Your instructions >>
Give back the whole listing exactly, line by line.

Input data >>
_ _ _
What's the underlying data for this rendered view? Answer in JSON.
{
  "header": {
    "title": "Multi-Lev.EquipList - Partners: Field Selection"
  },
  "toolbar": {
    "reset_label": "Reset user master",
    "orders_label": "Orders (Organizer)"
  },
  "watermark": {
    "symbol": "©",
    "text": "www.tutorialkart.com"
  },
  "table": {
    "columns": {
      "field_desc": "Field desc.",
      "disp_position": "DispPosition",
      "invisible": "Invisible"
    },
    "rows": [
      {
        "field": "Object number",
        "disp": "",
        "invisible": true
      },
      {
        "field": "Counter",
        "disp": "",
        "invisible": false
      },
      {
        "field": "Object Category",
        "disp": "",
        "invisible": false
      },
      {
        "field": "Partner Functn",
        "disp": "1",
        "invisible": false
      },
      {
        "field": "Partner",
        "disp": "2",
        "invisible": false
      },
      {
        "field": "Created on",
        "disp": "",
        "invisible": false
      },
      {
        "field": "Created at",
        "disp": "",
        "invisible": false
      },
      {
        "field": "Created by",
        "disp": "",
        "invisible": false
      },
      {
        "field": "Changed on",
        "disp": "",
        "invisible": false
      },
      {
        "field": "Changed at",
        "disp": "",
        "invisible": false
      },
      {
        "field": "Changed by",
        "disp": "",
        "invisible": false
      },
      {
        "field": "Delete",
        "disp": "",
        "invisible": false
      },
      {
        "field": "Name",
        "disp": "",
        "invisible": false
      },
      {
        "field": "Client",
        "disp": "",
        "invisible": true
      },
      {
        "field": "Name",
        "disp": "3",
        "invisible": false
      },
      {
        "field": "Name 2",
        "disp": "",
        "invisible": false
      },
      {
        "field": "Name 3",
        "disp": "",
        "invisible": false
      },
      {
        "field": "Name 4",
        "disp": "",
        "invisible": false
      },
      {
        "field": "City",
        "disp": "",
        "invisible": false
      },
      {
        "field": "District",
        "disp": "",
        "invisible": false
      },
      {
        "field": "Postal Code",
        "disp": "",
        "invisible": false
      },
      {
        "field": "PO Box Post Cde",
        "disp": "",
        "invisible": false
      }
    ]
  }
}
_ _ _
Task output >>
What's the underlying data for this rendered view? Answer in JSON.
{
  "header": {
    "title": "Multi-Lev.EquipList - Partners: Field Selection"
  },
  "toolbar": {
    "reset_label": "Reset user master",
    "orders_label": "Orders (Organizer)"
  },
  "watermark": {
    "symbol": "©",
    "text": "www.tutorialkart.com"
  },
  "table": {
    "columns": {
      "field_desc": "Field desc.",
      "disp_position": "DispPosition",
      "invisible": "Invisible"
    },
    "rows": [
      {
        "field": "Object number",
        "disp": "",
        "invisible": true
      },
      {
        "field": "Counter",
        "disp": "",
        "invisible": false
      },
      {
        "field": "Object Category",
        "disp": "",
        "invisible": false
      },
      {
        "field": "Partner Functn",
        "disp": "1",
        "invisible": false
      },
      {
        "field": "Partner",
        "disp": "2",
        "invisible": false
      },
      {
        "field": "Created on",
        "disp": "",
        "invisible": false
      },
      {
        "field": "Created at",
        "disp": "",
        "invisible": false
      },
      {
        "field": "Created by",
        "disp": "",
        "invisible": false
      },
      {
        "field": "Changed on",
        "disp": "",
        "invisible": false
      },
      {
        "field": "Changed at",
        "disp": "",
        "invisible": false
      },
      {
        "field": "Changed by",
        "disp": "",
        "invisible": false
      },
      {
        "field": "Delete",
        "disp": "",
        "invisible": false
      },
      {
        "field": "Name",
        "disp": "",
        "invisible": false
      },
      {
        "field": "Client",
        "disp": "",
        "invisible": true
      },
      {
        "field": "Name",
        "disp": "3",
        "invisible": false
      },
      {
        "field": "Name 2",
        "disp": "",
        "invisible": false
      },
      {
        "field": "Name 3",
        "disp": "",
        "invisible": false
      },
      {
        "field": "Name 4",
        "disp": "",
        "invisible": false
      },
      {
        "field": "City",
        "disp": "",
        "invisible": false
      },
      {
        "field": "District",
        "disp": "",
        "invisible": false
      },
      {
        "field": "Postal Code",
        "disp": "",
        "invisible": false
      },
      {
        "field": "PO Box Post Cde",
        "disp": "",
        "invisible": false
      }
    ]
  }
}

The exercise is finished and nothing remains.